The Royals are in such a strange place right now. Forty games remain . That’s the exact amount general manager Dayton Moore and many others around the game cite at the beginning of the season as a fair representation of what a team is.
But beyond Alex Gordon’s return from a severe groin injury, the Royals are unlikely to learn anything about themselves over these final 40 games. The goal is to avoid injuries, get healthy, and use the cushion to, for instance, get Holland back to his accustomed form before the playoffs.
But, mostly, the Royals are like the couple who has the party all set up four hours before the guests arrive and spend the afternoon double-shining the spoons.

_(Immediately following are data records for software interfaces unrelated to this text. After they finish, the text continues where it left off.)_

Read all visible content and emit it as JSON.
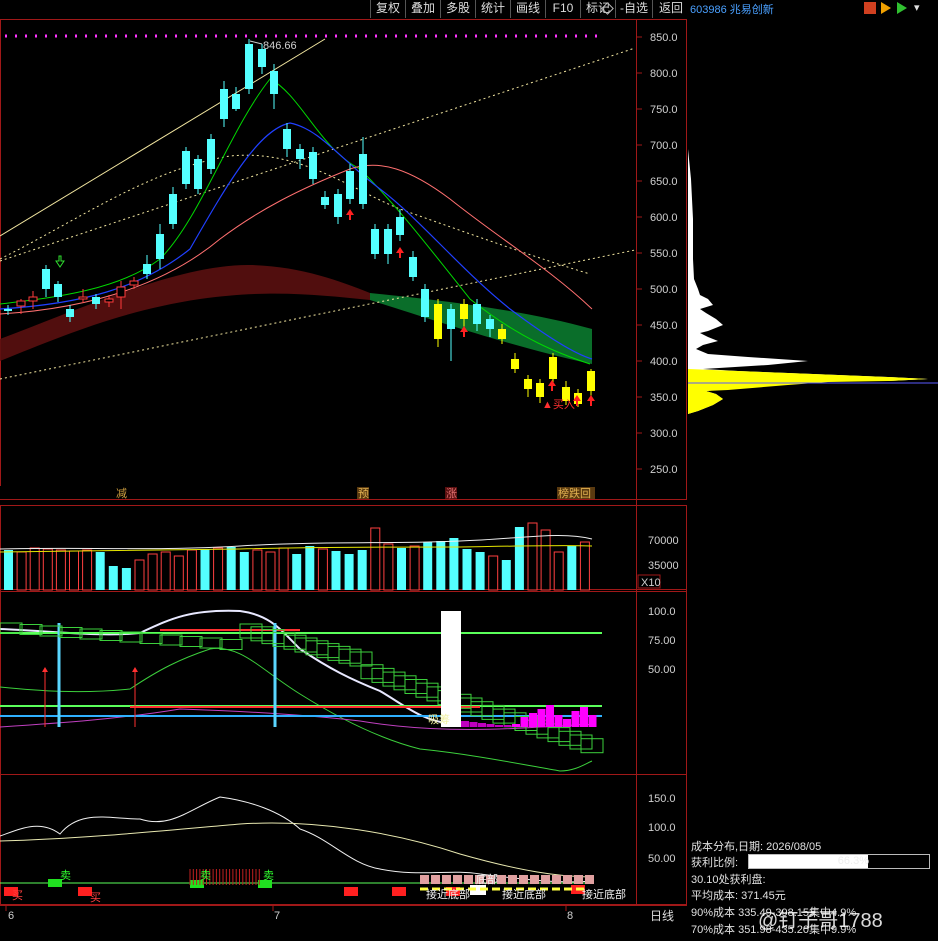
{
  "toolbar": {
    "buttons": [
      "复权",
      "叠加",
      "多股",
      "统计",
      "画线",
      "F10",
      "标记",
      "-自选",
      "返回"
    ]
  },
  "stock": {
    "code_name": "603986 兆易创新"
  },
  "price_axis": [
    "850.0",
    "800.0",
    "750.0",
    "700.0",
    "650.0",
    "600.0",
    "550.0",
    "500.0",
    "450.0",
    "400.0",
    "350.0",
    "300.0",
    "250.0"
  ],
  "max_label": "846.66",
  "signal_labels": {
    "jian": "减",
    "yu": "预",
    "zhang": "涨",
    "bangdie": "榜跌回",
    "buy": "▲买入"
  },
  "volume_axis": {
    "v70000": "70000",
    "v35000": "35000",
    "unit": "X10"
  },
  "ind1_axis": [
    "100.0",
    "75.00",
    "50.00"
  ],
  "ind1_label": "吸筹",
  "ind2_axis": [
    "150.0",
    "100.0",
    "50.00"
  ],
  "ind2_labels": {
    "mai_chu": "卖",
    "mai_ru": "买",
    "di_bu": "底部",
    "jie_jin_di_bu": "接近底部"
  },
  "date_axis": {
    "m6": "6",
    "m7": "7",
    "m8": "8"
  },
  "period_button": "日线",
  "side_info": {
    "title": "成本分布,日期: 2026/08/05",
    "profit_label": "获利比例:",
    "profit_value": "66.3%",
    "profit_fraction": 0.663,
    "line3": "30.10处获利盘:",
    "avg_cost": "平均成本: 371.45元",
    "line90": "90%成本 335.49-398.15集中4.9%",
    "line70": "70%成本 351.98-435.20集中9.9%"
  },
  "watermark": "@钉子哥1788",
  "colors": {
    "up": "#ff3b3b",
    "down": "#54ffff",
    "yellow": "#ffff00",
    "magenta": "#ff00ff",
    "green": "#00ff00"
  }
}
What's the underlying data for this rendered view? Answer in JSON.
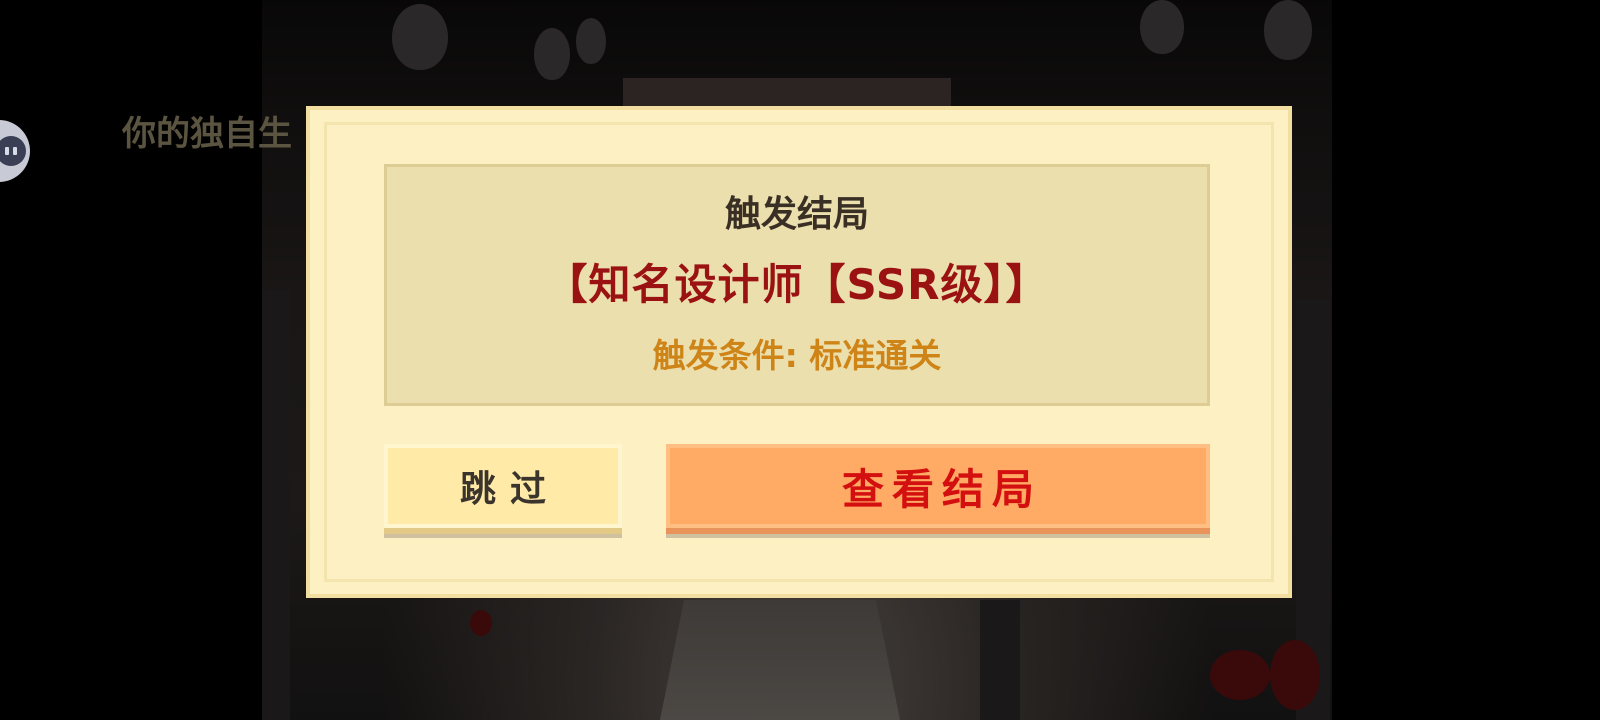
{
  "background": {
    "caption": "你的独自生"
  },
  "dialog": {
    "title": "触发结局",
    "ending_name": "【知名设计师【SSR级】】",
    "trigger_condition": "触发条件: 标准通关",
    "skip_label": "跳过",
    "view_label": "查看结局"
  },
  "icons": {
    "side_chat": "chat-bubble-icon"
  },
  "colors": {
    "dialog_bg": "#fdf0c2",
    "panel_bg": "#ebdfae",
    "ending_name": "#9b1212",
    "condition_text": "#cf8417",
    "skip_button": "#ffeaa7",
    "view_button": "#ffab65",
    "view_button_text": "#d40f0f"
  }
}
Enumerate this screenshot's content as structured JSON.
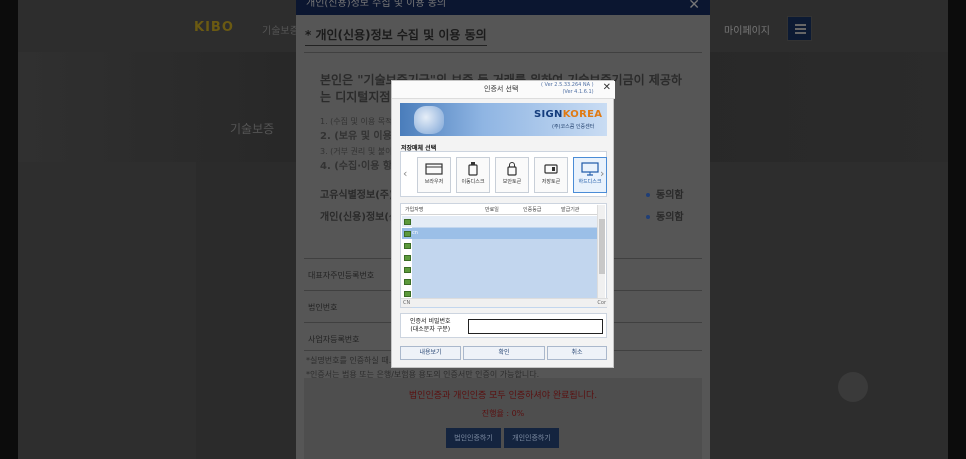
{
  "background": {
    "logo": "KIBO",
    "logo_sub": "기술보증",
    "mypage": "마이페이지",
    "hero_text": "기술보증",
    "colors": {
      "brand_gold": "#6b5a12",
      "nav_dark": "#0c1a33"
    }
  },
  "modal": {
    "title": "개인(신용)정보 수집 및 이용 동의",
    "section_title": "* 개인(신용)정보 수집 및 이용 동의",
    "main_statement": "본인은 \"기술보증기금\"의 보증 등 거래를 위하여 기술보증기금이 제공하는 디지털지점 서비스 ... 동의합니다.",
    "list_items": [
      "1. (수집 및 이용 목적) ... 유지·관리",
      "2. (보유 및 이용기간)",
      "3. (거부 권리 및 불이익) ... 동의하는 서비스 제공을 위한 필수적 사항",
      "4. (수집·이용 항목)"
    ],
    "agree_rows": [
      {
        "label": "고유식별정보(주)",
        "status": "동의함"
      },
      {
        "label": "개인(신용)정보(선)",
        "status": "동의함"
      }
    ],
    "form_rows": [
      "대표자주민등록번호",
      "법인번호",
      "사업자등록번호"
    ],
    "notes": [
      "*실명번호를 인증하실 때...",
      "*인증서는 범용 또는 은행/보험용 용도의 인증서만 인증이 가능합니다."
    ],
    "result_message": "법인인증과 개인인증 모두 인증하셔야 완료됩니다.",
    "progress_text": "진행율 : 0%",
    "buttons": {
      "corp_cert": "법인인증하기",
      "personal_cert": "개인인증하기"
    }
  },
  "cert_dialog": {
    "title": "인증서 선택",
    "version_line1": "( Ver 2.5.33.264 NA )",
    "version_line2": "(Ver 4.1.6.1)",
    "banner_brand_a": "SIGN",
    "banner_brand_b": "KOREA",
    "banner_sub": "(주)코스콤 인증센터",
    "storage_label": "저장매체 선택",
    "media": [
      {
        "label": "브라우저",
        "icon": "browser-icon"
      },
      {
        "label": "이동디스크",
        "icon": "usb-icon"
      },
      {
        "label": "보안토큰",
        "icon": "security-token-icon"
      },
      {
        "label": "저장토큰",
        "icon": "storage-token-icon"
      },
      {
        "label": "하드디스크",
        "icon": "hard-disk-icon",
        "selected": true
      }
    ],
    "list_headers": [
      "가입자명",
      "만료일",
      "인증등급",
      "발급기관"
    ],
    "list_row_first_cell": "cn",
    "scroll_left": "CN",
    "scroll_right": "Cor",
    "pw_label_line1": "인증서 비밀번호",
    "pw_label_line2": "(대소문자 구분)",
    "pw_value": "",
    "buttons": {
      "view": "내용보기",
      "ok": "확인",
      "cancel": "취소"
    },
    "colors": {
      "selected_row": "#9bbfe7",
      "brand_blue": "#143c7c",
      "brand_orange": "#e07a13"
    }
  }
}
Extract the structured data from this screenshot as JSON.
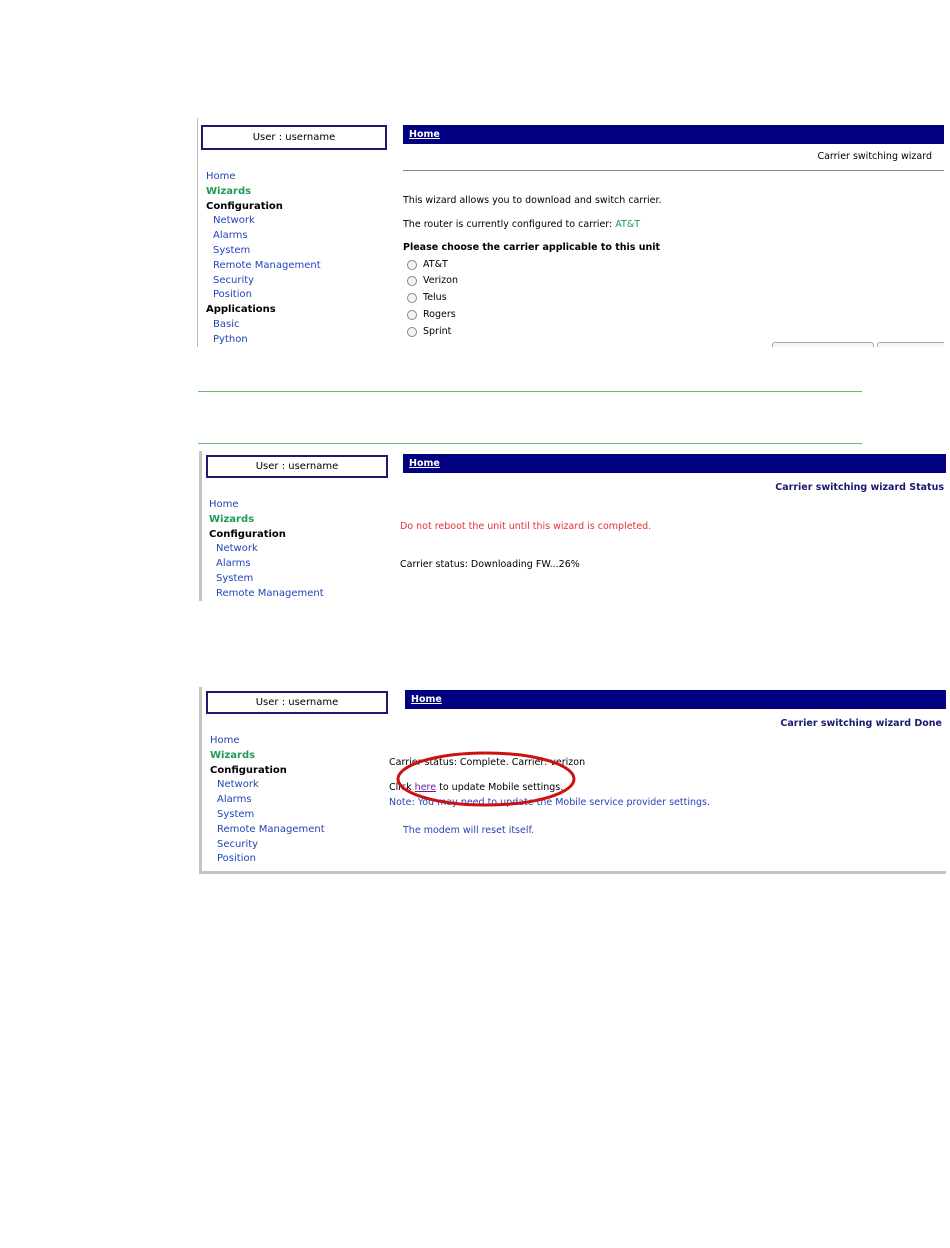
{
  "common": {
    "user_label": "User : username",
    "home_tab": "Home"
  },
  "nav": {
    "home": "Home",
    "wizards": "Wizards",
    "configuration": "Configuration",
    "network": "Network",
    "alarms": "Alarms",
    "system": "System",
    "remote_management": "Remote Management",
    "security": "Security",
    "position": "Position",
    "applications": "Applications",
    "basic": "Basic",
    "python": "Python"
  },
  "screen1": {
    "title": "Carrier switching wizard",
    "intro": "This wizard allows you to download and switch carrier.",
    "current_label": "The router is currently configured to carrier: ",
    "current_value": "AT&T",
    "choose_label": "Please choose the carrier applicable to this unit",
    "carriers": [
      "AT&T",
      "Verizon",
      "Telus",
      "Rogers",
      "Sprint"
    ]
  },
  "screen2": {
    "title": "Carrier switching wizard Status",
    "warning": "Do not reboot the unit until this wizard is completed.",
    "status": "Carrier status: Downloading FW...26%"
  },
  "screen3": {
    "title": "Carrier switching wizard Done",
    "status": "Carrier status: Complete. Carrier: verizon",
    "click_prefix": "Click ",
    "here_link": "here",
    "click_suffix": " to update Mobile settings.",
    "note": "Note: You may need to update the Mobile service provider settings.",
    "reset": "The modem will reset itself."
  },
  "colors": {
    "nav_bar": "#000080",
    "link": "#2244bb",
    "wizards": "#1f9a55",
    "warning": "#e83030",
    "annotation": "#cc1111"
  }
}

Baseball’s unpredictable nature means certainty does not exist. The Blue Jays have David Price and a ridiculous lineup. The Astros have two terrific starting pitchers and hit a ton of home runs. The Yankees have good hitters and a very strong bullpen. The Angels employ Mike Trout.
Once in the playoffs, of course, it becomes more of a lottery. Baseball people often use the term “small sample size” to downplay recent trends, but by definition the playoffs are won with small sample sizes.
Last year, that unpredictability helped the Royals go from a wild card to the World Series. This year, it means being the best team in the American League guarantees nothing other than home-field advantage in the division series. These are first-world problems, like the WiFi on your flight being slow.
Royals fans have dreamed for years about having these types of problems. It’d be a shame if they missed on some of the fun worrying about nothing.
Last week, an anniversary passed without much talk. Ten years ago, the 2005 Royals lost 19 games in a row. That was the streak of the Chip Ambres Game and Buddy Bell saying “I’ll never say it can’t get worse.” That was the team that gave us 106 losses and finished 43 games out of first place.
Those were the days Royals fans had real worries.